#### TASK DETAILS:
Print out the data below. Do not alter a single line.

Excerpts from a dataset
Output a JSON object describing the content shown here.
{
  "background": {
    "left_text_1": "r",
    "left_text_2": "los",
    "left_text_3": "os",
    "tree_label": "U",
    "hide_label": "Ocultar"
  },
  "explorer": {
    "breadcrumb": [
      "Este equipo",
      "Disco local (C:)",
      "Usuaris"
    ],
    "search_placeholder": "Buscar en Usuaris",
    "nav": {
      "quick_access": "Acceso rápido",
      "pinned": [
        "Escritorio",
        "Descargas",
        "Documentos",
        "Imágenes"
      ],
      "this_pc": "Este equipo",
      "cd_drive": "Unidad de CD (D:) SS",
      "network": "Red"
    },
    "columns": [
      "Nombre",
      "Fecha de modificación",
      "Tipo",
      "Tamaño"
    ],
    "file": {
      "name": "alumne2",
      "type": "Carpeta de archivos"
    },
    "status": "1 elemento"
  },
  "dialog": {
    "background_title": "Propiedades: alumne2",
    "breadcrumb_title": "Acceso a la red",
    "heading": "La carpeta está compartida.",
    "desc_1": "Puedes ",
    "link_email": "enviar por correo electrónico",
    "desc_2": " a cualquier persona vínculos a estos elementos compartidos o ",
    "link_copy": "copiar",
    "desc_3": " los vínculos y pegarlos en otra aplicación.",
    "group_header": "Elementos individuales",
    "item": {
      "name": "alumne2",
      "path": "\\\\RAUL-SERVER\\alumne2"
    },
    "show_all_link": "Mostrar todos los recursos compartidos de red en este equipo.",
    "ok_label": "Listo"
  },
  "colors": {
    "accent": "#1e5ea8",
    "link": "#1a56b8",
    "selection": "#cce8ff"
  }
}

#### EXERCISE ANSWER:
Output a JSON object describing the content shown here.
{
  "background": {
    "left_text_1": "r",
    "left_text_2": "los",
    "left_text_3": "os",
    "tree_label": "U",
    "hide_label": "Ocultar"
  },
  "explorer": {
    "breadcrumb": [
      "Este equipo",
      "Disco local (C:)",
      "Usuaris"
    ],
    "search_placeholder": "Buscar en Usuaris",
    "nav": {
      "quick_access": "Acceso rápido",
      "pinned": [
        "Escritorio",
        "Descargas",
        "Documentos",
        "Imágenes"
      ],
      "this_pc": "Este equipo",
      "cd_drive": "Unidad de CD (D:) SS",
      "network": "Red"
    },
    "columns": [
      "Nombre",
      "Fecha de modificación",
      "Tipo",
      "Tamaño"
    ],
    "file": {
      "name": "alumne2",
      "type": "Carpeta de archivos"
    },
    "status": "1 elemento"
  },
  "dialog": {
    "background_title": "Propiedades: alumne2",
    "breadcrumb_title": "Acceso a la red",
    "heading": "La carpeta está compartida.",
    "desc_1": "Puedes ",
    "link_email": "enviar por correo electrónico",
    "desc_2": " a cualquier persona vínculos a estos elementos compartidos o ",
    "link_copy": "copiar",
    "desc_3": " los vínculos y pegarlos en otra aplicación.",
    "group_header": "Elementos individuales",
    "item": {
      "name": "alumne2",
      "path": "\\\\RAUL-SERVER\\alumne2"
    },
    "show_all_link": "Mostrar todos los recursos compartidos de red en este equipo.",
    "ok_label": "Listo"
  },
  "colors": {
    "accent": "#1e5ea8",
    "link": "#1a56b8",
    "selection": "#cce8ff"
  }
}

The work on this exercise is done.